The report was commissioned in support of UNREDD and the United Nations Decade on Ecosystem Restoration. UNEP will explore how new investments can be made to reduce fire risk in critical ecosystems around the world.
GRID-Arendal is a non-profit environmental communication center based in Norway. We transform environmental data into innovative science-based information products and provide capacity building services that enable better environmental governance. We aim to inform and activate a global audience and motivate decision makers to effect positive change. GRID-Arendal collaborates with the United Nations Environment Program and other partners around the world.

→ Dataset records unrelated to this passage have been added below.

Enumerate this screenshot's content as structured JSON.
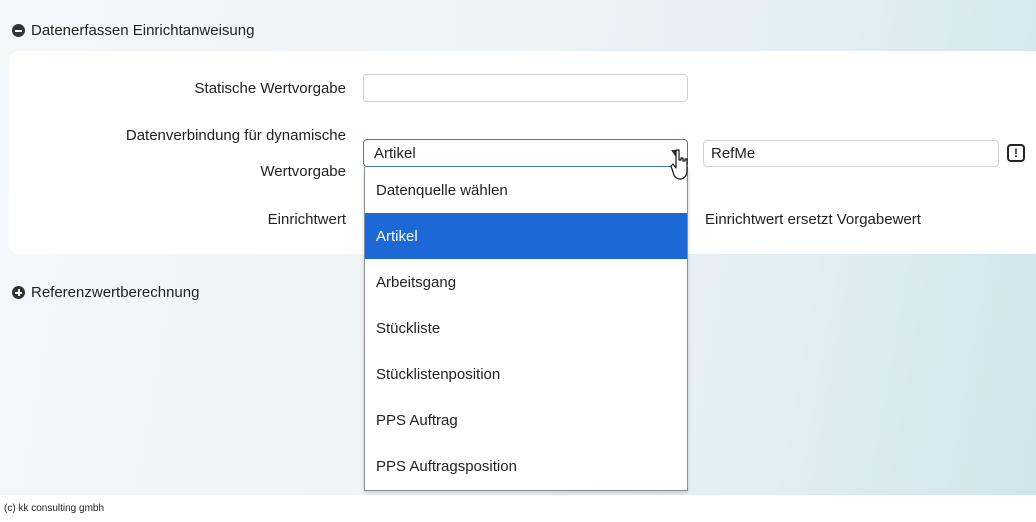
{
  "sections": {
    "setup": {
      "title": "Datenerfassen Einrichtanweisung",
      "toggle": "minus-circle-icon"
    },
    "reference": {
      "title": "Referenzwertberechnung",
      "toggle": "plus-circle-icon"
    }
  },
  "form": {
    "static_label": "Statische Wertvorgabe",
    "static_value": "",
    "dynamic_label_line1": "Datenverbindung für dynamische",
    "dynamic_label_line2": "Wertvorgabe",
    "dynamic_select_value": "Artikel",
    "ref_field_value": "RefMe",
    "setup_value_label": "Einrichtwert",
    "replace_hint": "Einrichtwert ersetzt Vorgabewert"
  },
  "dropdown": {
    "options": [
      "Datenquelle wählen",
      "Artikel",
      "Arbeitsgang",
      "Stückliste",
      "Stücklistenposition",
      "PPS Auftrag",
      "PPS Auftragsposition"
    ],
    "selected_index": 1,
    "selected_color": "#1c68d6"
  },
  "footer": {
    "copyright": "(c) kk consulting gmbh"
  }
}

About the United Nations Decade on Ecosystem Restoration
The United Nations Decade on Ecosystem Restoration 2021-2030 is a rallying call for the protection and recovery of ecosystems around the world, for the benefit of people and nature. It aims to halt the degradation of ecosystems and restore them to achieve global goals. The United Nations General Assembly has proclaimed the United Nations Decade and it is led by the United Nations Environment Program and the Food and Agriculture Organization of the United Nations. The United Nations Decade is building a strong, broad-based global movement to accelerate restoration and put the world on a path to a sustainable future. This will include creating political momentum for restoration as well as thousands of initiatives on the ground.
UNEP@50 : A moment to reflect on the past and consider the future

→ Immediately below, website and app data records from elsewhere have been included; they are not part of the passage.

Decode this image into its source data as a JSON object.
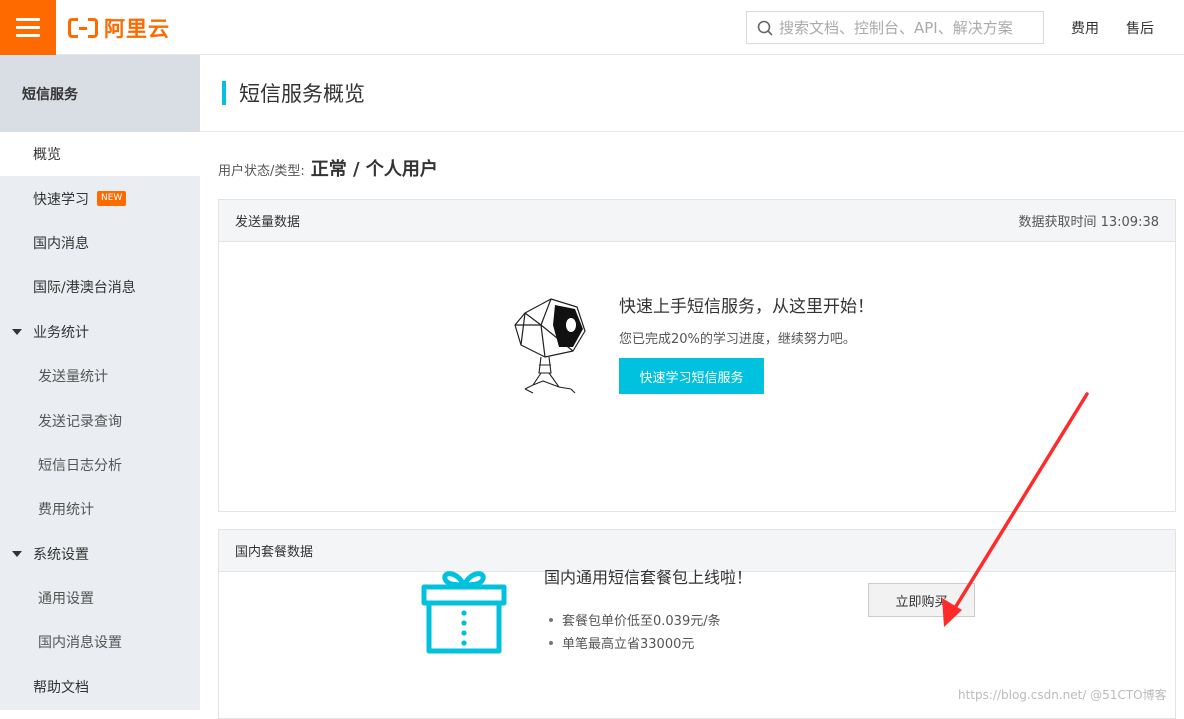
{
  "header": {
    "logo_text": "阿里云",
    "search_placeholder": "搜索文档、控制台、API、解决方案",
    "links": [
      "费用",
      "售后"
    ]
  },
  "sidebar": {
    "title": "短信服务",
    "items": [
      {
        "label": "概览"
      },
      {
        "label": "快速学习",
        "badge": "NEW"
      },
      {
        "label": "国内消息"
      },
      {
        "label": "国际/港澳台消息"
      },
      {
        "label": "业务统计"
      },
      {
        "label": "发送量统计"
      },
      {
        "label": "发送记录查询"
      },
      {
        "label": "短信日志分析"
      },
      {
        "label": "费用统计"
      },
      {
        "label": "系统设置"
      },
      {
        "label": "通用设置"
      },
      {
        "label": "国内消息设置"
      },
      {
        "label": "帮助文档"
      }
    ]
  },
  "main": {
    "page_title": "短信服务概览",
    "user_status_label": "用户状态/类型:",
    "user_status_value": "正常 / 个人用户",
    "send_panel": {
      "title": "发送量数据",
      "time_label": "数据获取时间 13:09:38",
      "onboarding_title": "快速上手短信服务，从这里开始！",
      "onboarding_sub": "您已完成20%的学习进度，继续努力吧。",
      "onboarding_button": "快速学习短信服务"
    },
    "package_panel": {
      "title": "国内套餐数据",
      "promo_title": "国内通用短信套餐包上线啦！",
      "points": [
        "套餐包单价低至0.039元/条",
        "单笔最高立省33000元"
      ],
      "buy_button": "立即购买"
    }
  },
  "watermark": "https://blog.csdn.net/ @51CTO博客",
  "colors": {
    "brand": "#ff6a00",
    "accent": "#00c1de",
    "arrow": "#ff2a2a"
  }
}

The 1972 United Nations Conference on the Human Environment in Stockholm, Sweden was the first ever United Nations conference with the word "environment" in its title. The creation of the United Nations Environment Program (UNEP) was one of the most visible results of this conference, among many others. UNEP was created quite simply to be the environmental conscience of the UN and of the world. The activities that will take place until 2022 will examine the important progress made as well as what lies ahead in the decades to come.
About the United Nations Environment Program ( UNEP ) )
UNEP is the world's leading voice on environmental issues. It provides leadership and encourages partnership in caring for the environment by inspiring, informing and enabling nations and peoples to improve their quality of life without compromising that of future generations.